Reading the February Scope Monthly, Mike San Clemente ’90 especially enjoyed the feature about students deciding on their majors and sent along this comment: “I’d recommend at least a few business classes for everyone, regardless of major: we all need to know how to make money. If you go even further and decide to pursue a business major, ping some alums to find out what each area within business offers — salary, total number of jobs, etc. For example, marketing is the most fun, but it pays a bit less than most other business majors and generally offers less stability.” In true alumni-networking fashion, he also offered to help Skiddies of any era: “Please reach out to me on LinkedIn if you want to connect further.”
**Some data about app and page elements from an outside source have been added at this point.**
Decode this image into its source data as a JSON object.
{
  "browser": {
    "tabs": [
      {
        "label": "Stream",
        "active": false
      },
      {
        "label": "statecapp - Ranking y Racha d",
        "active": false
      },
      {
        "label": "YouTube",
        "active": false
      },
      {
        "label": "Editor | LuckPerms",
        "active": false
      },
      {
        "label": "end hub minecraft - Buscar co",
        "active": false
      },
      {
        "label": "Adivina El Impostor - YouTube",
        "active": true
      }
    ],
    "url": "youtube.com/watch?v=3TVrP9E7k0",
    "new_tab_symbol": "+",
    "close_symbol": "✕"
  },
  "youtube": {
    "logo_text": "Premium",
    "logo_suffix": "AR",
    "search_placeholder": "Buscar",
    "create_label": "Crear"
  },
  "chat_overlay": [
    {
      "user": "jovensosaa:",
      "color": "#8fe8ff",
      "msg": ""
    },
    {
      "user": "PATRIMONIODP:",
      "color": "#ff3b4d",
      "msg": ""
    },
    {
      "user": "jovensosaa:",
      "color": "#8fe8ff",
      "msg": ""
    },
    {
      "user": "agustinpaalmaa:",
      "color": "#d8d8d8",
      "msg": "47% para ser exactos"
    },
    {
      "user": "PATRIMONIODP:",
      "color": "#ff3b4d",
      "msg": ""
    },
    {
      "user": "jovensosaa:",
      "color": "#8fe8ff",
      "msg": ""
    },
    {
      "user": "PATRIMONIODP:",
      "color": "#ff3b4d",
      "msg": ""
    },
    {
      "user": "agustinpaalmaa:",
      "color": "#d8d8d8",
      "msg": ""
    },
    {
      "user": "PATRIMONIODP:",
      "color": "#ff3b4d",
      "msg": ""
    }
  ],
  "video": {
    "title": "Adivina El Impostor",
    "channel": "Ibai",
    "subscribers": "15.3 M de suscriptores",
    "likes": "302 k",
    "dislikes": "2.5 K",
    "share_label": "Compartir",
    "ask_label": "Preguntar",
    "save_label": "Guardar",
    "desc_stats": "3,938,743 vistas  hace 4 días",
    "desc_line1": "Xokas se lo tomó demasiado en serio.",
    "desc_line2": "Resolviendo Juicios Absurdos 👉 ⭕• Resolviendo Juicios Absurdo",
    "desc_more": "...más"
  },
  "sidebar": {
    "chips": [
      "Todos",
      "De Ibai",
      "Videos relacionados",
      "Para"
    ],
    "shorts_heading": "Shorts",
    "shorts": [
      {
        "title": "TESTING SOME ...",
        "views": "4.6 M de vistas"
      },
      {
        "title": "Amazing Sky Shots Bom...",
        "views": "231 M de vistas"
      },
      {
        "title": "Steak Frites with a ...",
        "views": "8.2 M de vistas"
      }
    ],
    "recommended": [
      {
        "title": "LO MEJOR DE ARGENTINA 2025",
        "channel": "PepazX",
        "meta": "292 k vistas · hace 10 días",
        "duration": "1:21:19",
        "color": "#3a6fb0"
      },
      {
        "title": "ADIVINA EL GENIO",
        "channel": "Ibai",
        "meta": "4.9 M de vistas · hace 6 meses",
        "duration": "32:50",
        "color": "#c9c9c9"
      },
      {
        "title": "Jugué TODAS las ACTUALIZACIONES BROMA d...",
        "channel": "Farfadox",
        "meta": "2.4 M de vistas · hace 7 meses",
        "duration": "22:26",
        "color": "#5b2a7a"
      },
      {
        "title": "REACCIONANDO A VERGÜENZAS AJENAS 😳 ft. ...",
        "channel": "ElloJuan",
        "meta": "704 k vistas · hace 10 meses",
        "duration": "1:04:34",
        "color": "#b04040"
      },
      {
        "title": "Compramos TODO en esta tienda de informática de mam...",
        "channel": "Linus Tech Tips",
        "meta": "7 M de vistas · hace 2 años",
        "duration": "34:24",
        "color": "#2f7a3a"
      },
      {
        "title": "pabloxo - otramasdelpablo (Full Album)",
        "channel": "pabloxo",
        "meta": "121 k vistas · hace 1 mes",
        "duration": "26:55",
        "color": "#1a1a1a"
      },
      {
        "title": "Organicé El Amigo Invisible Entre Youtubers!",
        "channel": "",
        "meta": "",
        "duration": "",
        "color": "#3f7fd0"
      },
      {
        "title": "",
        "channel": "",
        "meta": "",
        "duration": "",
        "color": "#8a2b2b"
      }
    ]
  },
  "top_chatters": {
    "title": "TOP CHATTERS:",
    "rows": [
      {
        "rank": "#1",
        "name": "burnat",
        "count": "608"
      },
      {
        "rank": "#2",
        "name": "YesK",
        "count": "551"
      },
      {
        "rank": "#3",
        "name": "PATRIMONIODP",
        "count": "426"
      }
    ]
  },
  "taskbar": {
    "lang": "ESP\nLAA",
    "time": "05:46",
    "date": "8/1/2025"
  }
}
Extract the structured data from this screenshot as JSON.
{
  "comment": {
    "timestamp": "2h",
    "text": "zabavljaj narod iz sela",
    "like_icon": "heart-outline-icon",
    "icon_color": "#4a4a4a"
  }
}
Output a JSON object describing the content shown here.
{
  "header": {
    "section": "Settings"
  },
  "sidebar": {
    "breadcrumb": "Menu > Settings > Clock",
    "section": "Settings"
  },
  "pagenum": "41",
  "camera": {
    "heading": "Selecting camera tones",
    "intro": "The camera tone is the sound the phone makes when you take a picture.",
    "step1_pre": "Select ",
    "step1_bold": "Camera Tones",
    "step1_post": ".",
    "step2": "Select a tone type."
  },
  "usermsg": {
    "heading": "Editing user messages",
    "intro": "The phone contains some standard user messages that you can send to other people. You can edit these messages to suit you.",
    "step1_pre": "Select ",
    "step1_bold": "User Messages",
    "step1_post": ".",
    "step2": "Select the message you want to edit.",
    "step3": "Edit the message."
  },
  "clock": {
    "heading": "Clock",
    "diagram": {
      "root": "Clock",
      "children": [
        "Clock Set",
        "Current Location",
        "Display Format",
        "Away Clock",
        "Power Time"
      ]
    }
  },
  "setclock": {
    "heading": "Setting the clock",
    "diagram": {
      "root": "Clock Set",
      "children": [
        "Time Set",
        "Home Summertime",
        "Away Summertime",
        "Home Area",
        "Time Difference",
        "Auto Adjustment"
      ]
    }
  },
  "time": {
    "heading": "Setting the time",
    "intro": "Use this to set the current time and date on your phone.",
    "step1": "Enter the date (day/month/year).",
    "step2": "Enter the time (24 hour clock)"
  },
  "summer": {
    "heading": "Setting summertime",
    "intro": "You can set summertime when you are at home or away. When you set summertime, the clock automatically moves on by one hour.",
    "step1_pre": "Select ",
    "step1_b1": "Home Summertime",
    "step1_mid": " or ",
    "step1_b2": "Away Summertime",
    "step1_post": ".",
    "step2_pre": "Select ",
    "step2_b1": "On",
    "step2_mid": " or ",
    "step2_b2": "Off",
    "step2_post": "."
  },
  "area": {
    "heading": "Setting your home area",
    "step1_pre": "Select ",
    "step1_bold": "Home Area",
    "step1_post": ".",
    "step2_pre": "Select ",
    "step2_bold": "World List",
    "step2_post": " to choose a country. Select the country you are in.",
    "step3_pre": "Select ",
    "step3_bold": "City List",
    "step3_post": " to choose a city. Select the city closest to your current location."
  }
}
Kayla Abelove Feldman ’64 saw the announcement about Beatlemore Skidmania in the November Scope Monthly, and sent this little reminiscence:  “I find it amusing that Skidmore is having Beatlemania. Our dorm, Moore Hall, rented a TV to watch the Beatles on their first appearance in the USA on the Ed Sullivan Show in 1964, because there was no TV on campus except in the old rec center (where we all had
watched the JFK assassination coverage).

scope2016-coverScope’s editors encourage all alumni and parents to share their reactions and opinions about the recent paper-printed Scope. Take the survey here.

For Kayla Abelove Feldman ’64, the news of Moore Hall’s demise came as a blow. She lived on Moore’s second floor for three years and says, “I loved it because I could smoke in my room (what was I thinking?) and because it was so convenient to the art studios next door. I do not recall bedspreads, green or any other color, as someone does. The really fine furniture in the big living room was classic, and I remember waiting to go in to lunch one Sunday and watching, on a rented TV, Lee Harvey Oswald being shot.”

Feldman adds, “The sixties were supposed to have been such a licentious and drug-riddled time on campuses, and yet I never saw any of that, other than a lot of drunken kids, including myself. Saratoga was a town with 1,200 college girls
and 125 bars. Never once saw any one doing drugs, or smoking pot. Once, a girl ate morning glory seeds, which were supposed to be hallucinogenic, and she tried to act stoned, but it didn’t work. We were such good girls, even when
we thought we were being bad. The only meds we were interested in was the birth-control pill, and when and where could we get it.”

Jamie Weiner ’16 (https://www.facebook.com/JamieWeinerArtist/about/), a recent grad in anthropology with minors in Asian studies and Japanese, shares these pen-and-ink works:

girl-in-swimming-pool jamies-lobster robot-doglobster-festcurly-girls-forever


Barbara Marder ’67 says, “I create wall works from glass enamel fired on copper and/or steel. I also create jewelry and watercolor paintings. Please see my website.”  Here’s one of her works, a triptych called “Flora by the Falls”:


ashley80-driftwoodmask2ashley80-driftwoodmask1Linda “Cookie” Cooke Ashley ’80 shares some of her current work here—a driftwood mask series.  She says, “I love how organic the shapes and textures of the wood pieces are. Gathering the materials on the beach is the best part.”